Dr. Cynthia Bulik of UNC Health Care Leads Multinational Anorexia Genetics Project
The Anorexia Nervosa Genetics Initiative (ANGI) will collect DNA samples from more than 8,000 people with anorexia nervosa (AN) and those without an eating disorder in an effort to detect genes that contribute to this potentially life-threatening illness.
Chapel Hill, NC (PRWEB) March 27, 2014
University of North Carolina School of Medicine researcher Cynthia Bulik, PhD, FAED, Distinguished Professor of Eating Disorders, has been awarded up to $7.2 million to conduct the largest and most rigorous genetic initiative in eating disorders ever undertaken.
Funded by the Klarman Family Foundation, the Anorexia Nervosa Genetics Initiative (ANGI) will collect clinical information and blood samples from more than 8,000 females and males who have had anorexia nervosa at any point in their lives and those without an eating disorder in an effort to detect genes that contribute to this potentially life-threatening illness.

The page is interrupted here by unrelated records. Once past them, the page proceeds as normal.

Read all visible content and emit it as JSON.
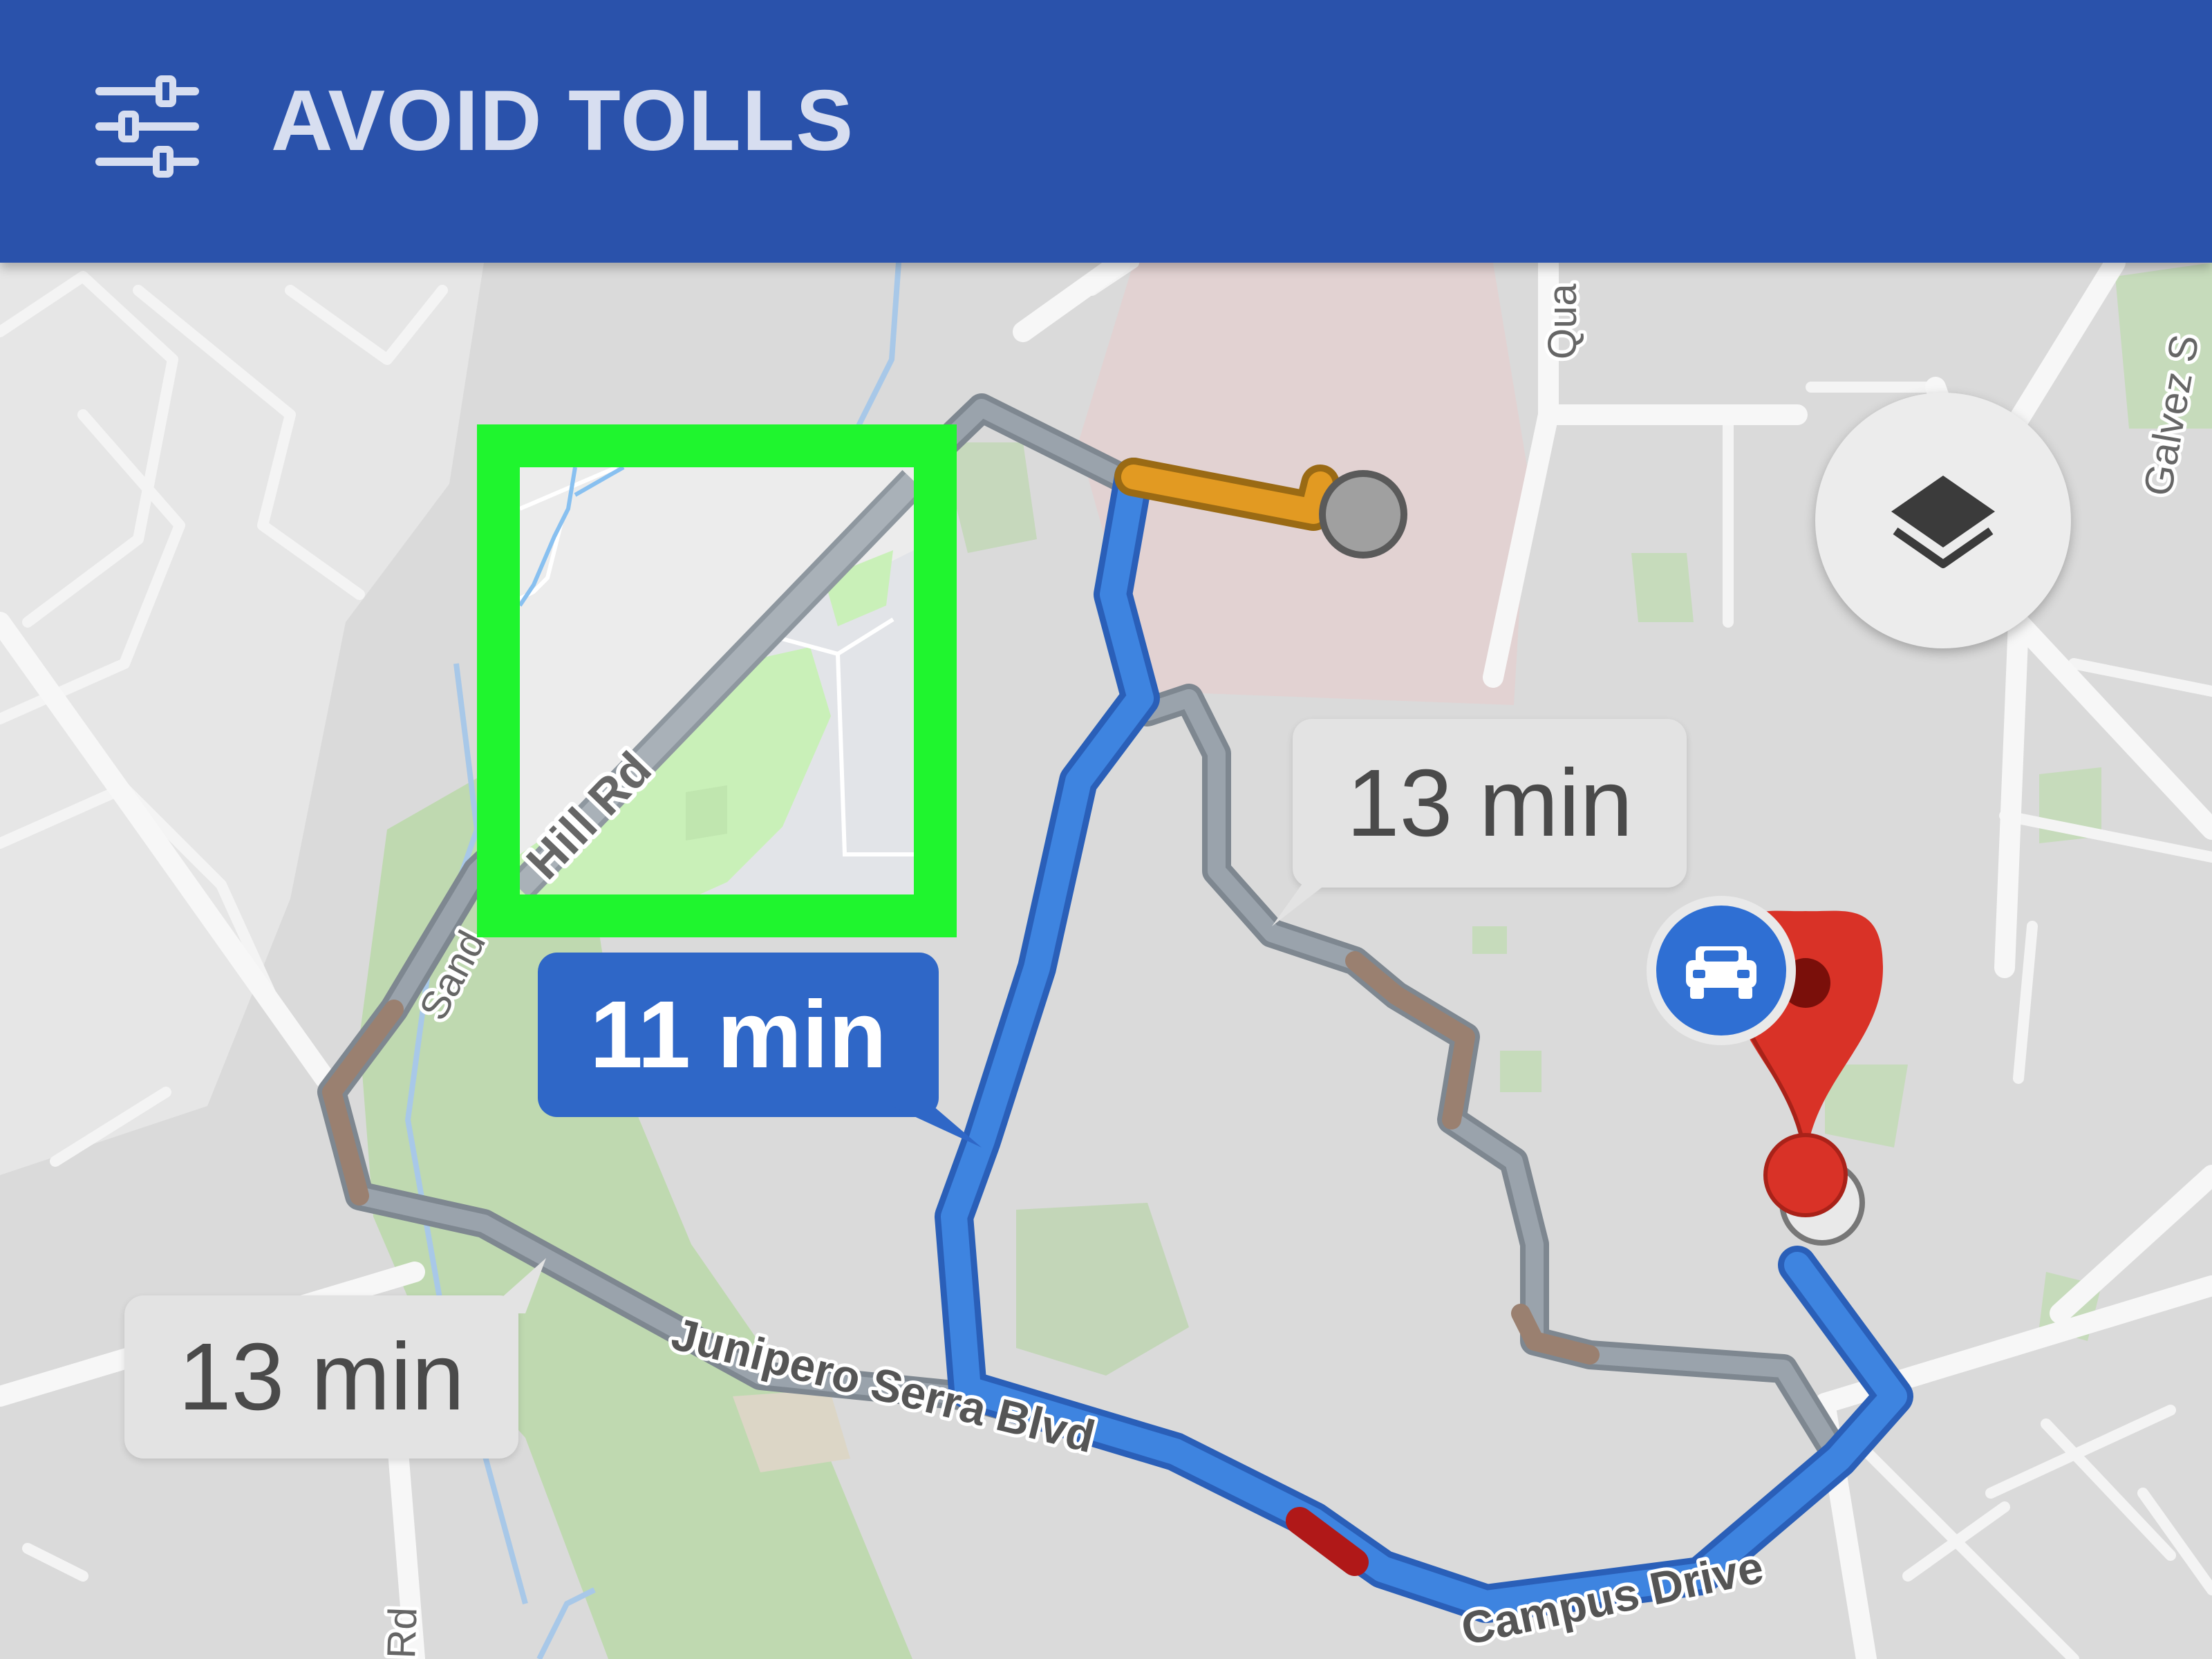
{
  "topbar": {
    "title": "AVOID TOLLS",
    "icon": "tune-sliders-icon",
    "background": "#2a52ab"
  },
  "map": {
    "street_labels": {
      "sand_hill": "Sand",
      "junipero_serra": "Junipero Serra Blvd",
      "campus_drive": "Campus Drive",
      "quarry": "Qua",
      "galvez": "Galvez S",
      "rd_bottom": "Rd"
    },
    "zoom_inset_label": "Hill Rd",
    "layers_icon": "layers-icon",
    "car_icon": "car-icon",
    "destination_icon": "destination-pin-icon",
    "origin_icon": "origin-dot-icon"
  },
  "routes": {
    "primary": {
      "time": "11 min",
      "color": "#3b7ad8"
    },
    "alternate_right": {
      "time": "13 min",
      "color": "#8c959f"
    },
    "alternate_left": {
      "time": "13 min",
      "color": "#8c959f"
    }
  },
  "highlight": {
    "color": "#1ff52e"
  }
}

“Genome-wide association studies have been enormously successful in identifying genes that contribute to a range of medical and psychiatric conditions. These discoveries have opened up new avenues of understanding of both cause and cure,” said Bulik. “Once we identify genetic associations in ANGI, we will use the information to develop better strategies to detect, treat, and prevent anorexia nervosa. If our project is successful, it will change the life course of millions of individuals with anorexia and their families.”
Each person's complete set of DNA, or genome, will be purified from a blood sample, placed on tiny chips and scanned on automated laboratory machines. The machines quickly survey each participant's genome for strategically selected markers of genetic variation, which are called single nucleotide polymorphisms, or SNPs. If certain genetic variations are found to be significantly more frequent in people with anorexia compared with people without anorexia, the variations are said to be "associated" with the disease. The associated genetic variations can serve as powerful pointers to the region of the human genome where the disease-causing problem resides.
Cynthia Bulik, PhD, director of the UNC Center of Excellence for Eating Disorders, is the lead principal investigator for ANGI, which also includes researchers from the Karolinska Institutet in Stockholm, Sweden, the Queensland Institute of Medical Research in Brisbane, Australia, and Aarhus University in Aarhus, Denmark.
Joining Bulik at UNC are Patrick Sullivan, MD, a professor in the departments of genetics and psychiatry and director of UNC’s Center for Psychiatric Genomics and Laura Thornton, PhD, associate professor in the department of psychiatry.
ANGI was established in 2013 by the Klarman Family Foundation — a private foundation based in Boston, Mass. The foundation used a competitive, peer-review process to select Bulik’s research proposal.
ANGI investigators from the Karolinska Institutet are Mikael Landén, MD, PhD; Andreas Birgegård, PhD; Claes Norring, PhD; and Paul Lichtenstein, PhD.
ANGI investigators from the Queensland Institute of Medical Research are Nicholas Martin, PhD; Grant Montgomery, PhD; and Tracey Wade, PhD (Flinders University).
The ANGI investigator at Aarhus University is Preben Bo Mortensen, MD, PhD.
Anyone interested in participating in ANGI, or seeking additional information can visit http://www.unceatingdisorders.org/angi or the ANGI Facebook page (https://www.facebook.com/angi.unc), or call 919-966-3065.
For the original version on PRWeb visit: http://www.prweb.com/releases/2014/03/prweb11710305.htm